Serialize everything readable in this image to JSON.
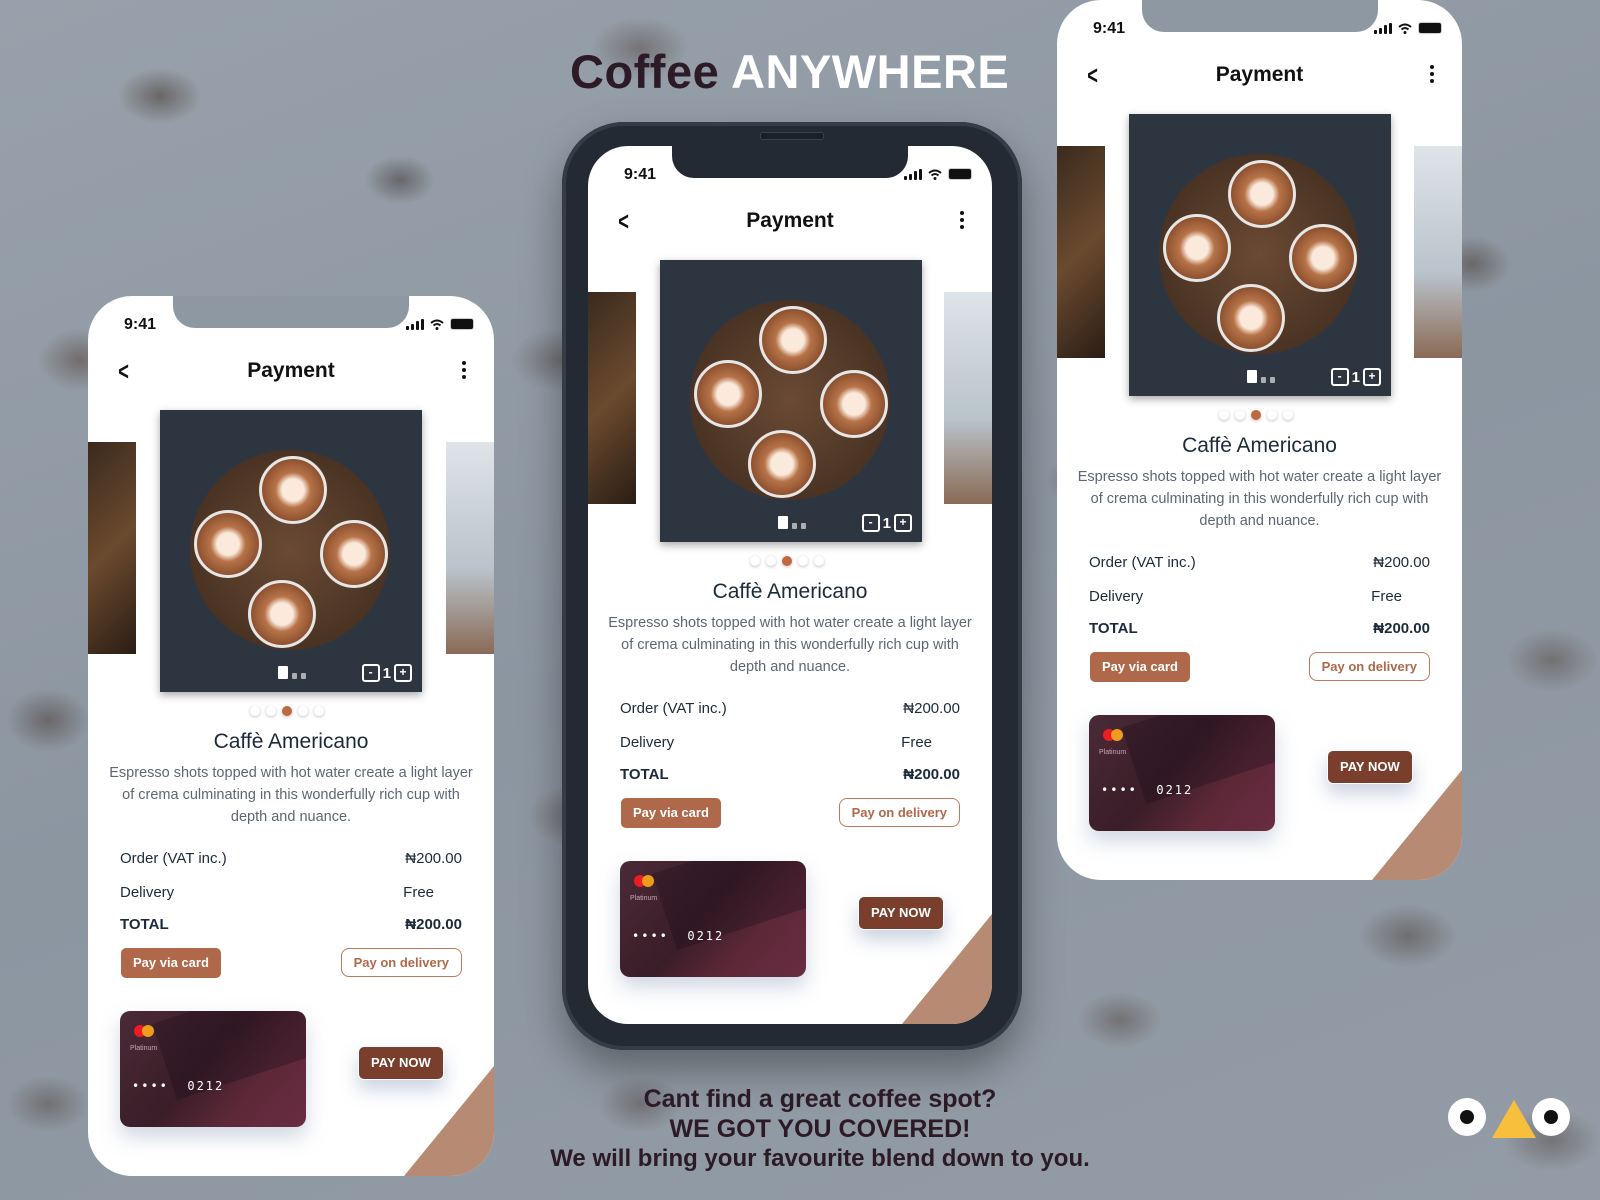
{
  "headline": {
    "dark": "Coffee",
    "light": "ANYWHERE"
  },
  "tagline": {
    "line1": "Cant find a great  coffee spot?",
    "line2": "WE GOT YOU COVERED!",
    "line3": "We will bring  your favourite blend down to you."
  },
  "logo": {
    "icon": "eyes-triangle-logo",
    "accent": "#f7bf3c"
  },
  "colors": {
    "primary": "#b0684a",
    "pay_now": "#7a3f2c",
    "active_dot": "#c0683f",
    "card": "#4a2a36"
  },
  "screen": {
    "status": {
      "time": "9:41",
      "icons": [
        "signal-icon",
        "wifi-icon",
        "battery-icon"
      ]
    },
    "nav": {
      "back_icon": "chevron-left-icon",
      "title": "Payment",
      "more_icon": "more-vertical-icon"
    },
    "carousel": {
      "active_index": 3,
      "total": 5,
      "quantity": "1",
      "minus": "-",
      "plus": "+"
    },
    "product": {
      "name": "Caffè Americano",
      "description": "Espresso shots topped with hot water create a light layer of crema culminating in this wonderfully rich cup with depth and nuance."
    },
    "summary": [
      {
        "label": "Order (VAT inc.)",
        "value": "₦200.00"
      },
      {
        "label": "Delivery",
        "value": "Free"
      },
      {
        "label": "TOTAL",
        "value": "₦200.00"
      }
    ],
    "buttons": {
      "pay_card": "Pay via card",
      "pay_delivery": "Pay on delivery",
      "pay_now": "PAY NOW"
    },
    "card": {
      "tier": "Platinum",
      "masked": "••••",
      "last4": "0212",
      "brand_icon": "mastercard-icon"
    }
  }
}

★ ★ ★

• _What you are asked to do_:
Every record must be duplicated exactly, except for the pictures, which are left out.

• _Result below_:
Serialize everything readable in this image to JSON.
{
  "headline": {
    "dark": "Coffee",
    "light": "ANYWHERE"
  },
  "tagline": {
    "line1": "Cant find a great  coffee spot?",
    "line2": "WE GOT YOU COVERED!",
    "line3": "We will bring  your favourite blend down to you."
  },
  "logo": {
    "icon": "eyes-triangle-logo",
    "accent": "#f7bf3c"
  },
  "colors": {
    "primary": "#b0684a",
    "pay_now": "#7a3f2c",
    "active_dot": "#c0683f",
    "card": "#4a2a36"
  },
  "screen": {
    "status": {
      "time": "9:41",
      "icons": [
        "signal-icon",
        "wifi-icon",
        "battery-icon"
      ]
    },
    "nav": {
      "back_icon": "chevron-left-icon",
      "title": "Payment",
      "more_icon": "more-vertical-icon"
    },
    "carousel": {
      "active_index": 3,
      "total": 5,
      "quantity": "1",
      "minus": "-",
      "plus": "+"
    },
    "product": {
      "name": "Caffè Americano",
      "description": "Espresso shots topped with hot water create a light layer of crema culminating in this wonderfully rich cup with depth and nuance."
    },
    "summary": [
      {
        "label": "Order (VAT inc.)",
        "value": "₦200.00"
      },
      {
        "label": "Delivery",
        "value": "Free"
      },
      {
        "label": "TOTAL",
        "value": "₦200.00"
      }
    ],
    "buttons": {
      "pay_card": "Pay via card",
      "pay_delivery": "Pay on delivery",
      "pay_now": "PAY NOW"
    },
    "card": {
      "tier": "Platinum",
      "masked": "••••",
      "last4": "0212",
      "brand_icon": "mastercard-icon"
    }
  }
}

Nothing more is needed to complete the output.